Tuesday, February 28, 2017

A Word on Greece

I spent six weeks in Greece last spring, and as I was walking along the street between the row of shops and the sea, I suddenly had to pee worse than I ever had before. I stepped off the street and into one of a dozen tourist shops that all sold the same thing—olive wood masks, and olive wood cock bottle openers. I don’t know what it is about the Greeks but they have an affinity for penises like I’ve never seen before. Everywhere you go there’s a guy trying to sell you a cock shaped something, or a mural of a naked man painted on to the side of a building. There were no naked men in the store I stepped into and the cocks ended with the bottle openers, there was just one old Greek sitting behind a counter with a little electric fan that tossed the collar of his open shirt.
“Yasu.” I said
“Hello my friend” the Greek replied in heavy broken English
“Do you have a bathroom?”
“Eh? What you mean?”
“A water closest. Do you have a water closet I can use?”
“Oh, oh!” The Greek began to laugh and he slapped the table hard with his hand. “You’ve come to see my snake!” I thought he misunderstood what I had said and I tried to explain more, but he pointed me to a white door in the corner of the room with a blue sign that read “WC”.
“Thank you.” I said. I walked across the shop and opened the door to go in, but when I went to step a pure sense of shock shot up through my entire body starting at my feet and fizzling out the tips of my hair. “What the hell is that?” I yelled. There was a shiny black ball of tar oozing out from between the toilet and the sink like it had been wadded up and stuffed back there.
“This is Malinda!” said the Greek who had appeared behind me.
“What is it?” I said. The black mass suddenly grew a head the size of an avocado and began flicking a little black thread from its mouth.     
“She is a py thon!” The head began to creep forward and stretched part of the mass out into a body as thick as a birch tree. “Please go, go! She is very nice, step right over her. Go!”
Malinda stared at me with her black marble eyes and whipped her tongue in and out as if she were daring me to step in and whip out mine. I stepped back, “You know, Malinda took away me need to go.” I turned and began to make my way out of the shop.
The Greek began to laugh again, “Whatever you say my friend, you come back tomorrow and we drink wine. I have best wine in whole village!”
“Sure.” I said as I walked out past the wooden penises.

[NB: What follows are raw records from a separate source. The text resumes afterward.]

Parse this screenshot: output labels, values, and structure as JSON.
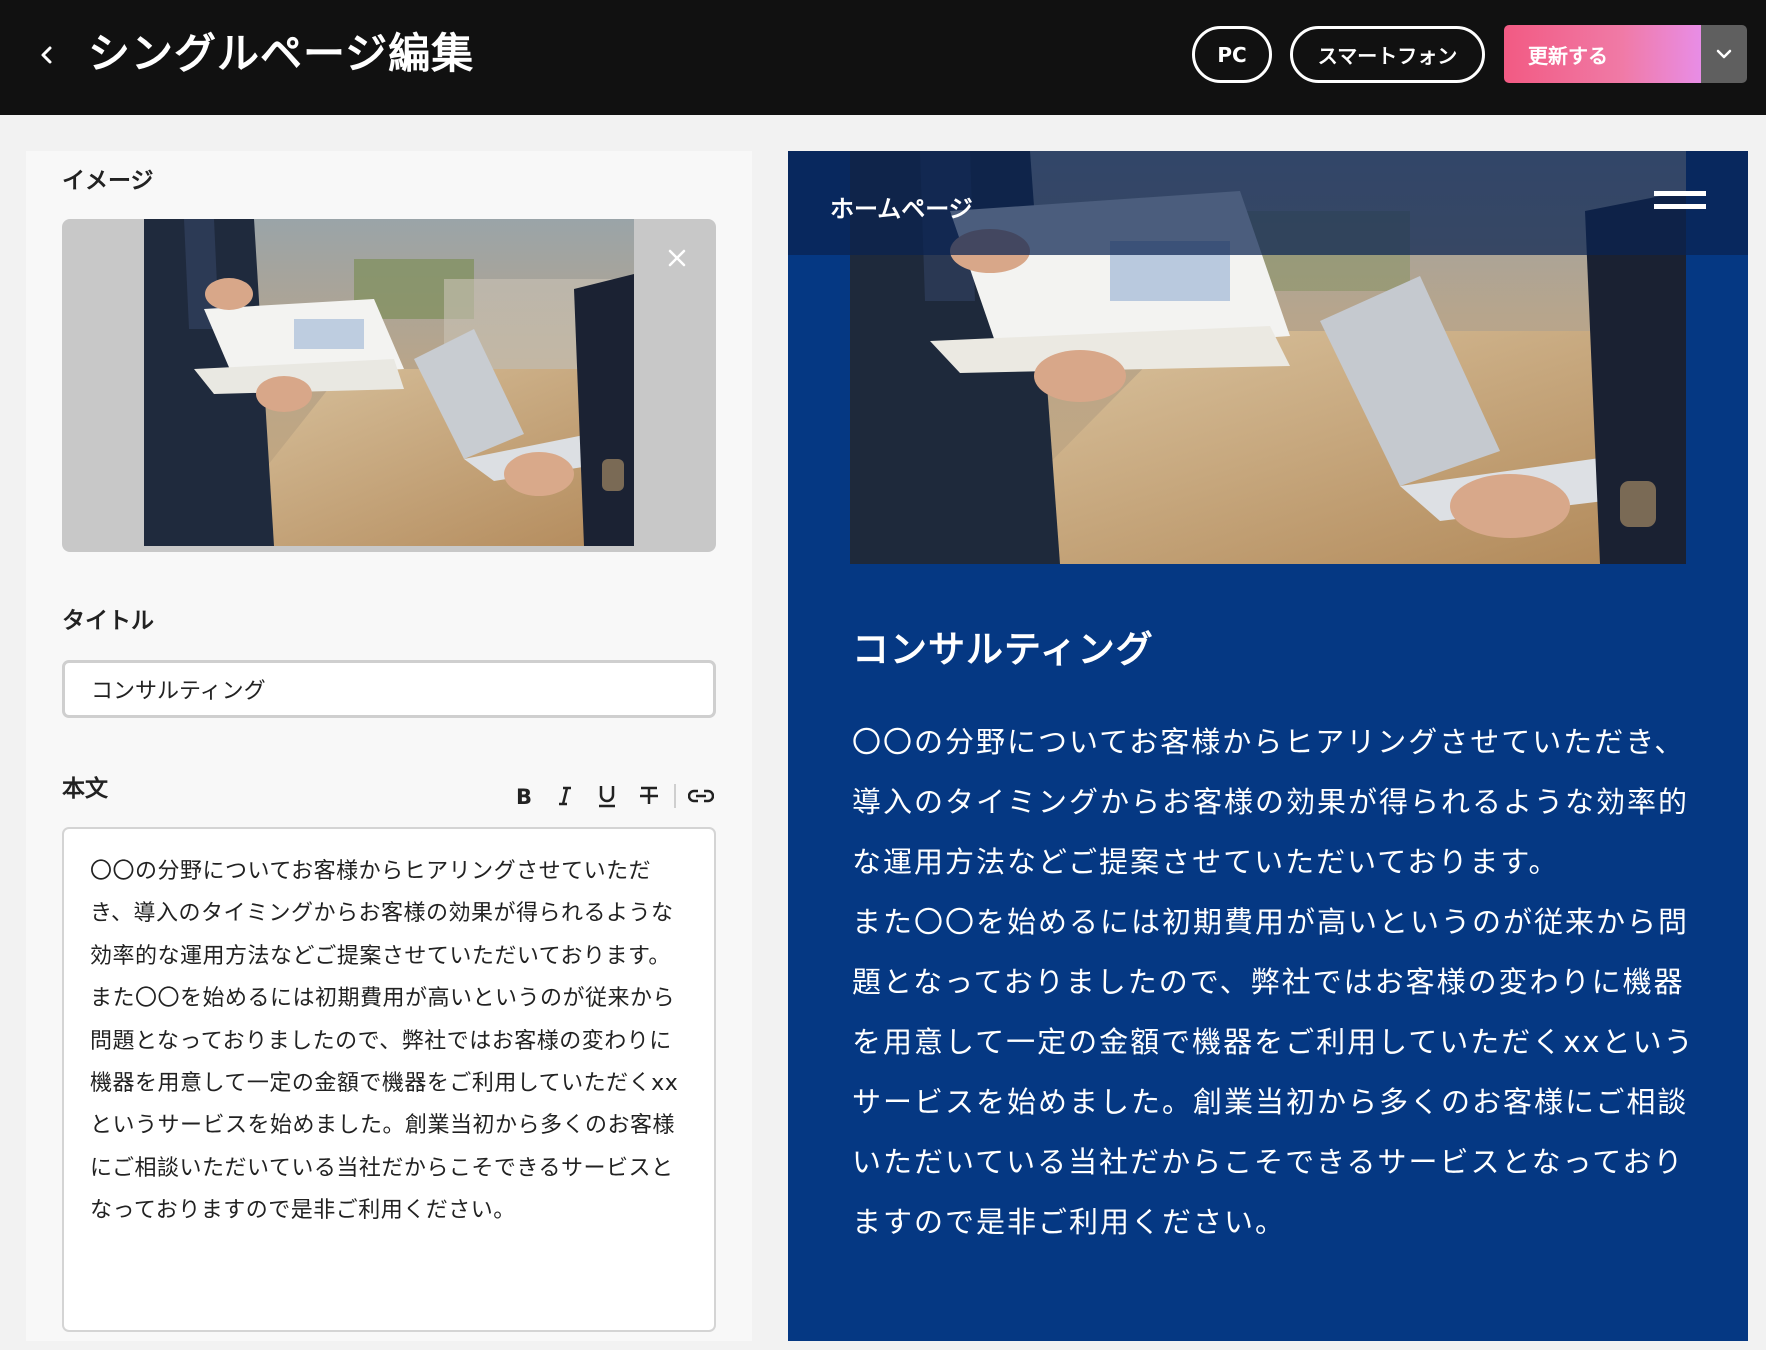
{
  "header": {
    "title": "シングルページ編集",
    "pc_label": "PC",
    "smartphone_label": "スマートフォン",
    "update_label": "更新する"
  },
  "editor": {
    "image_label": "イメージ",
    "title_label": "タイトル",
    "title_value": "コンサルティング",
    "body_label": "本文",
    "body_text": "〇〇の分野についてお客様からヒアリングさせていただき、導入のタイミングからお客様の効果が得られるような効率的な運用方法などご提案させていただいております。\nまた〇〇を始めるには初期費用が高いというのが従来から問題となっておりましたので、弊社ではお客様の変わりに機器を用意して一定の金額で機器をご利用していただくxxというサービスを始めました。創業当初から多くのお客様にご相談いただいている当社だからこそできるサービスとなっておりますので是非ご利用ください。"
  },
  "preview": {
    "nav_label": "ホームページ",
    "heading": "コンサルティング",
    "body_text": "〇〇の分野についてお客様からヒアリングさせていただき、導入のタイミングからお客様の効果が得られるような効率的な運用方法などご提案させていただいております。\nまた〇〇を始めるには初期費用が高いというのが従来から問題となっておりましたので、弊社ではお客様の変わりに機器を用意して一定の金額で機器をご利用していただくxxというサービスを始めました。創業当初から多くのお客様にご相談いただいている当社だからこそできるサービスとなっておりますので是非ご利用ください。"
  },
  "icons": {
    "back": "chevron-left-icon",
    "close": "close-icon",
    "dropdown": "chevron-down-icon",
    "bold": "bold-icon",
    "italic": "italic-icon",
    "underline": "underline-icon",
    "strikethrough": "strikethrough-icon",
    "link": "link-icon",
    "menu": "hamburger-menu-icon"
  },
  "colors": {
    "header_bg": "#111111",
    "update_gradient_start": "#f25a83",
    "update_gradient_end": "#e88de6",
    "preview_bg": "#053883"
  }
}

When I stepped out of the shop the sun had just nearly finished disappearing into the Mediterranean, and I still had to pee—worse than before actually. So I walked out into the water on a little stone walk while the last bits of sunlight faded away and pissed into the sea once it was dark.    

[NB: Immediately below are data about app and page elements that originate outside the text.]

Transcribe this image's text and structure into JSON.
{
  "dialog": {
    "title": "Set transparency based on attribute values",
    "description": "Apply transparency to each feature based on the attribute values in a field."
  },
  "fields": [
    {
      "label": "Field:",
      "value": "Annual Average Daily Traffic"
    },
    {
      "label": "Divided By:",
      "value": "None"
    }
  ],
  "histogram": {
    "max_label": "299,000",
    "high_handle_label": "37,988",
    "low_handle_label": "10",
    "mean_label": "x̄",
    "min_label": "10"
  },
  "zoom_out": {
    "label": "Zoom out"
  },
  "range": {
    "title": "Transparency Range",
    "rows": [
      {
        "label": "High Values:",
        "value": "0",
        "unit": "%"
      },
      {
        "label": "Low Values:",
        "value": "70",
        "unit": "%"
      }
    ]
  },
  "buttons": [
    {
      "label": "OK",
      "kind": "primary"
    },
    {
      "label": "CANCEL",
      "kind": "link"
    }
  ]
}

Thursday, February 9, 2017

Please Do Not Read

Leaving things unfinished is one of the most despicable things human beings are capable of. That’s why I paid all of my debts  bringing my net worth to a total of twenty-six dollars and thirty five cents, completed the two weeks’ notice before quitting my job, and respectfully waited until my apartment lease was up, and then and only then did I climb to the top of Jumpers peak. I had sold my car to help with the debt because dead men don’t need cars, so I walked the eight miles from my former apartment to the edge of the Wasatch Mountains and then another mile and a half up to the peak. It had snowed the night before and though the main road had been plowed the rest of the mountain was covered in white, and if it wasn’t for a pair of crisp tire tracks cut into the path to the peak I would have never been able to find my way up to the fence that was put up to stop people from killing themselves. It didn’t do much good; I climbed the fence easily, though I did cut my wrist pretty badly on a rusted piece of jagged fence. I even stopped to worry about getting rust poisoning, but I remembered what I was climbing the fence to do and felt stupid when I saw a gaping hole cut into the fence right where I had climbed over. So I just went on bleeding into my shirt sleeve.
I had pictured myself stepping up to that ledge plenty of times before. I always wondered if I would be afraid and stand there for hours before actually doing it, or if I wouldn’t feel anything and just jump right off. Any way you do it I guess it doesn’t matter because in the end you get same exact thing, but when I was actually there I thought I would just walk off. Not even stop to think, just one final step then nothing. I didn’t want the thought of cops and old woman who read obituaries dissecting me and deciding why I would kill myself stop me from actually doing it. I couldn’t even tell you why I wanted to kill myself. Not because I didn’t know, but because there’s no rational or logical way to explain something like that to someone. It comes with a general feeling of melancholy sadness that becomes what’s normal, and a sense that you’re reliving the same day over and over again as weeks roll into months into years without change, and you realize that the closest thing you have to joy is sleep because at least that stops everything for a little while and punctuates the mundane. I thought about all of that and God as I walked to the ledge, where the snow and the sky met at a white and grey boarder. I couldn’t help the lump in my throat that grew tighter with every step, and I had to close my eyes to keep moving forward towards the boarder. I took two more steps and on the third my foot snagged what I could only imagine was a step up to the ledge, and I fell forward with my eyes still closed. I saw myself falling, falling, falling, until finally I hit the ground and splattered into an abstract puddle of blood, or maybe I would impale myself on a conveniently placed stalagmite and my blood would drip down onto the snow in little droplets. But when I did hit the ground it was face first into the snow and accompanied by a shrill screaming. When I opened my eyes I realized that the ledge was another ten yards off, and the only blood I left in the snow was from the rusty cut on my wrist. The shrill scream persisted in gasps and sobs, and when I turned my head back on my prone body I found the culprit lying at my feet wrapped in a wool blanket and crying its lungs out in the snow.

                I stood and looked in awe, trying to comprehend how and why and who would leave a goddamn baby on the edge of a cliff in the snow to die! I picked it up out of the snow and brushed the frost off of it’s face. It’s face was like ice, but when its hand broke out from the wrapping and grasped around my finger I felt how warm the palm was. It couldn’t have been there long; it would have been dead if it had been out there over an hour but it was alive and screaming. I thought about the crisp tire tracks that carved out the path, and the large hole cut in the fence. It couldn’t have been coincidence that all of those things were there at the same time; there was no way they could be independent of one another. I took off my coat and wrapped it around the baby, covering the spot where the wrapping had come undone as a cold wind began to blow and I made my way back, through the hole in the fence and down the mile and a half mountain path, walking within the tire tracks. The mountain path led off to the main road, where the parallel tracks curved off to the left and then disappeared into the plowed road—opposite the way I had originally come.